Varsity Theatre - Marquette University, Milwaukee, WI
If it wasnít for Sirius Satellite Radio I never would have heard of Guster. Milwaukee, as they say, is a Great City on a Great Lake but it is very musically challenged. (Not only do I know this from my personal experience but the shows a couple of weeks later in both Madison and Chicago had local radio stations promoting them.) We were only so lucky to have the band grace Milwaukee thanks to Marquette University and the college students that typically follow Guster. I post this message because I canít believe no one else posted a review or started a Milwaukee show thread.
As I recall (almost a month and a half later), they entered the stage with a Scottish tune playing as the intro. Ryan looked like he just woke up, wearing a terrible "bed head" hairdo. I have since been to other Guster shows (this show started it all) but this one was very unique because of the small venue that had virtually no character. When seeing this band live there is one thing that rings true: the music by itself is infectious. There were no special effects or video screens to draw your attention (nor did you need them) but lighting does make a difference in the feeling that you get at a concert, as well as the ability to sell beer (or drink it, to loosen up the crowd). Since Marquette had neither a powerful light show nor beer, it was the music and their performance that made it very personal (in this no-frills auditorium). The best way I can put that into words is to say the image that MTV tried to project with its "Unplugged" show vs. a true concert.
The first time Ryan spoke to the audience he told us how we would be getting something from each of the four food groups. He then named off the four Guster albums (and said this would be the last time he used that metaphor, Adam smiled and thankfully nodded). He later talked about how this was the first time they had been back in three years. He must have been referring to playing @ Marquette as I found out later that Guster has previously been here. Anyway, he talked about going around town on his ďbikeĒ earlier that day and going over a bridge that went over an industrial wasteland (probably referring to the new 6th St. viaduct) and going by the Pabst "Castle" (itís really named the Pabst Mansion, from the Pabst family of Pabst Blue Ribbon).
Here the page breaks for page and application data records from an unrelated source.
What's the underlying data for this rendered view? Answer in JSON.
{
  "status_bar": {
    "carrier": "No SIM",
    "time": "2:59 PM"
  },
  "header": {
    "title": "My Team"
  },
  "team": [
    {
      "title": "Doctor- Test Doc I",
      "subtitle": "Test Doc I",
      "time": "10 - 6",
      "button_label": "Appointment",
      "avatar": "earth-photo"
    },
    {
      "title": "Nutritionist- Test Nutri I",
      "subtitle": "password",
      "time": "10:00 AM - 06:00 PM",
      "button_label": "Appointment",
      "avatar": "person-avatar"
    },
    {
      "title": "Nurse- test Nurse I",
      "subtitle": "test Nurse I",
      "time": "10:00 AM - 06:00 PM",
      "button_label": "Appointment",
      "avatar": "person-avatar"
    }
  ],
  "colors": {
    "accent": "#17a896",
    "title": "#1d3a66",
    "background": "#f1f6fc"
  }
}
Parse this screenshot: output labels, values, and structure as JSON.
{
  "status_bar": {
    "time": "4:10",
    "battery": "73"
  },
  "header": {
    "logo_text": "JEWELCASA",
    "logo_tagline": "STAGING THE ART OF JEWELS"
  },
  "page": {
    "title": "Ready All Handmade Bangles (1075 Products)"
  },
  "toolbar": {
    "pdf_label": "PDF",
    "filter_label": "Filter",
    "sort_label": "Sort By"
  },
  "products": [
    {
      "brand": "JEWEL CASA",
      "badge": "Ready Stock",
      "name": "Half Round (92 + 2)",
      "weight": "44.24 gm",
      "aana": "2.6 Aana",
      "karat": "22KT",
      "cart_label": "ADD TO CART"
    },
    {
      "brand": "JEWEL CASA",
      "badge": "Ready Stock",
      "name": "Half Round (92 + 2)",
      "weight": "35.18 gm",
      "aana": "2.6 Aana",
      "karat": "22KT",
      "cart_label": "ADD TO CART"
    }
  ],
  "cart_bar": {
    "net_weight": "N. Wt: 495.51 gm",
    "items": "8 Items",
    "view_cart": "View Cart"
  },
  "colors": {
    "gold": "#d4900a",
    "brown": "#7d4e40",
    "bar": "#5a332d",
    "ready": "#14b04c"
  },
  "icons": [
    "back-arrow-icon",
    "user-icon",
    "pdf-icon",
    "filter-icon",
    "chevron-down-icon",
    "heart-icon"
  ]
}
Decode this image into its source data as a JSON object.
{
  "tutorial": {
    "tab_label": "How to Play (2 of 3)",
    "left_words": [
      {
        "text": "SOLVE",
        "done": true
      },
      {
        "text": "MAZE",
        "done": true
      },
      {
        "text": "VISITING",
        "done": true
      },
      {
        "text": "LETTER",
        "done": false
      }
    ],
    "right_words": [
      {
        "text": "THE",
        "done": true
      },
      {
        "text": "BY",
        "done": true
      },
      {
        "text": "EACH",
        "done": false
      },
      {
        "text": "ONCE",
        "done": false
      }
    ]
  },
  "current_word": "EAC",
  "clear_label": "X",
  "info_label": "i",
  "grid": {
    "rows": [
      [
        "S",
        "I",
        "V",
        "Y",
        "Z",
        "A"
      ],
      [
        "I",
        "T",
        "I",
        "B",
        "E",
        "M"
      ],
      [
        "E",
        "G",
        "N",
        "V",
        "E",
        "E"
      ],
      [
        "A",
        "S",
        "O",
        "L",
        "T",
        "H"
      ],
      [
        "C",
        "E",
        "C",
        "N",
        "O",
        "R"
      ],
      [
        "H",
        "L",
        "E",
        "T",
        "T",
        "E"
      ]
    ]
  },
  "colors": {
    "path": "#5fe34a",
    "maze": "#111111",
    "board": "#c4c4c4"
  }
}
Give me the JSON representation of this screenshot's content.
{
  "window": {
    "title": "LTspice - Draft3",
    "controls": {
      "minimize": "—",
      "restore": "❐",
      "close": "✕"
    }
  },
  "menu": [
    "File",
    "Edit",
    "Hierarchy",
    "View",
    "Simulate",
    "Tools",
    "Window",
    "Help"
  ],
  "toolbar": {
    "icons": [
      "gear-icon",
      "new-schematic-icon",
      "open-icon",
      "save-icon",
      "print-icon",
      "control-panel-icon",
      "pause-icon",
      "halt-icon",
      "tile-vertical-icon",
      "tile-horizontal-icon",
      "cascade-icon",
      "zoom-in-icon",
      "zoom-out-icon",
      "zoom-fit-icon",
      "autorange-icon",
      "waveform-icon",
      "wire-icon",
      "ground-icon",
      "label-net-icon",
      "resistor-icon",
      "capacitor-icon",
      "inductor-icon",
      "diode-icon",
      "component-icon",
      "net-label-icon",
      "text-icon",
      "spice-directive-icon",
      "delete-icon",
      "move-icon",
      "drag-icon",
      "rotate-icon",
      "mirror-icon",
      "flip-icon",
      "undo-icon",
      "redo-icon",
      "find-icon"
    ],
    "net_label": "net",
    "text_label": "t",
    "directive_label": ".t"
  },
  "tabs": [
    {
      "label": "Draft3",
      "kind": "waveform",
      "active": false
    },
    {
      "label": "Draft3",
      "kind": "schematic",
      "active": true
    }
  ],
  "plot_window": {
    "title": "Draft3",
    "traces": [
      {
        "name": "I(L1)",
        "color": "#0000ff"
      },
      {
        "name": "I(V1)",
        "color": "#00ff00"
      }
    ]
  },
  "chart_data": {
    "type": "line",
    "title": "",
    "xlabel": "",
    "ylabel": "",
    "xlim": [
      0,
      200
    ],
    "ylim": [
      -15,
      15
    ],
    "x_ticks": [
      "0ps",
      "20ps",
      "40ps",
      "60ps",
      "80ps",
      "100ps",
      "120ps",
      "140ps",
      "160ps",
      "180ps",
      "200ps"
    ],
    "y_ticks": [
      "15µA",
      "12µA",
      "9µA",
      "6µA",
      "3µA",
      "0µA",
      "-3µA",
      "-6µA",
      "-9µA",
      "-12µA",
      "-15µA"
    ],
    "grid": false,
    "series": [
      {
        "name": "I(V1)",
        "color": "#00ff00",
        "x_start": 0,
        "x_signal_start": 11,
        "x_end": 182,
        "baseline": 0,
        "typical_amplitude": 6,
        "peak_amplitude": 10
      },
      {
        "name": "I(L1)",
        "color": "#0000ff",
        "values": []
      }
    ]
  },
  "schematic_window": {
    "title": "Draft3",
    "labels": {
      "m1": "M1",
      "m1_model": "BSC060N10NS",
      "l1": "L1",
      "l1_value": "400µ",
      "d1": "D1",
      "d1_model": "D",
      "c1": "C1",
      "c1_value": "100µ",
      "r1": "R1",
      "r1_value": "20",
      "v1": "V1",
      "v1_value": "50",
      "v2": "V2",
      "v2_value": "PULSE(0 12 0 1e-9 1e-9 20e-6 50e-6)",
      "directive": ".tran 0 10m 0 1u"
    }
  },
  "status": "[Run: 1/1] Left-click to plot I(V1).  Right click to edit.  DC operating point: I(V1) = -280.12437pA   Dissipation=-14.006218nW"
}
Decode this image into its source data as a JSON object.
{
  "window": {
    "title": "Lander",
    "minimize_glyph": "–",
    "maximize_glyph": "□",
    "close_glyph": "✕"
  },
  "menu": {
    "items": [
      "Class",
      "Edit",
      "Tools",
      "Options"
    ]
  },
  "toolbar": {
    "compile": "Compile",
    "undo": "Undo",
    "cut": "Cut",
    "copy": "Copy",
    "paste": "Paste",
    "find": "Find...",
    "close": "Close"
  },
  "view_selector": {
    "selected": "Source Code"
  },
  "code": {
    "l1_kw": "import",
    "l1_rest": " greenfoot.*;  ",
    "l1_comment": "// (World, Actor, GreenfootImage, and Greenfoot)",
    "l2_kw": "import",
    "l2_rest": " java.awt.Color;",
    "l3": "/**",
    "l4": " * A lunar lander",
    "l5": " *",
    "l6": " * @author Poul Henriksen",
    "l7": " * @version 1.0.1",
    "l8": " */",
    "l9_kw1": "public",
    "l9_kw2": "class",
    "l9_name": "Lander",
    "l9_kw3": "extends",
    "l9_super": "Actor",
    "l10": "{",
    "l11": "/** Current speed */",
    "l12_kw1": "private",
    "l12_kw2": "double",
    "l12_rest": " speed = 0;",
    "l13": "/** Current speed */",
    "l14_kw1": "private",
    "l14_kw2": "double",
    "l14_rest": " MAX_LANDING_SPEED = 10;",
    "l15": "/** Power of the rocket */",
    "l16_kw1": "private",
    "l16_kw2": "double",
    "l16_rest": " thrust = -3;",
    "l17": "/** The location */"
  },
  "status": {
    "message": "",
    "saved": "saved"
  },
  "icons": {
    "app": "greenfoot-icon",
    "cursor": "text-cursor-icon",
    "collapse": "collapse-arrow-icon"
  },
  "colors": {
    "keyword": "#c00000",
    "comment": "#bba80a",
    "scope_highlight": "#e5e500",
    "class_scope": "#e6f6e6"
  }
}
As for the show itself, the venue invited small oddities. Brian got so worked up in one of his feverish congo trances that he was actually drooling (Ryan & Adam were laughing at him), but Ryan didnít escape unscathed as he screwed up the start of the second half of Amsterdam ("From your red balloon you were...") and said, "Fuck." Each show may be a performance but there is an unscripted feeling with Guster that gives it the "live" feeling. The lack of pomp & circumstance makes it real. The set list for the show, taken from the web site, was as follows:
Long Way Down
One of the songs, I forget which one, was supposedly the first time that they had played it live, with so few musicians on stage. Sorry I canít remember it.
As this was my first Guster show, and obviously not my last, I have never seen anyone BEAT something so as to get such cool & amazing sounds from it. (In other words, Brian playing percussion instruments with such passion.) Naturally, all of the members together compose Guster but sometimes just focusing on Brian is worth the ticket price alone. To see his physical movements: head and shoulder rolls, the use of the back & side of his hand, and occasional elbow smash. I canít believe the cymbals donít break into a million pieces each time he smashes them.
The "fourth" Guster, Joe Pisapia, is an amazing musician and I would be remiss if I did not mention him in this review. It is rare to see someone play so many different instruments with such talent. He has been a great addition to the band and will be sorely missed if he goes on his own after this latest tour. Stick around, Joe. Guster was incredible before you came but you add incredible depth (and chemistry) to the band.
The concert ended with an acoustic version of Jesus on the Radio (JOTR). I remember saying how amazing that was. To have them break down that wall of separation, where a band normally stands in the middle of the stage, and now they are standing side by side at the edge of the stage, as four everyday guys singing almost with you was unforgettable. (The acoustic encore of JOTR has been pulled off in other venues, including Chicago a few weeks later, but the entire crowd @ Marquette WAS silent throughout, and the crowd was small enough so that everyone was within earshot.)
P.S. Of course ping pong balls were flying during Airport Song and Lionel Richie (The Commodores) graced the P.A. system as you left the show.
P.P.S. Lastly, a 34 year old guy with a decent career shouldnít be so "into" a band like this. Maybe thatís why I like them so much; they make me forget about life.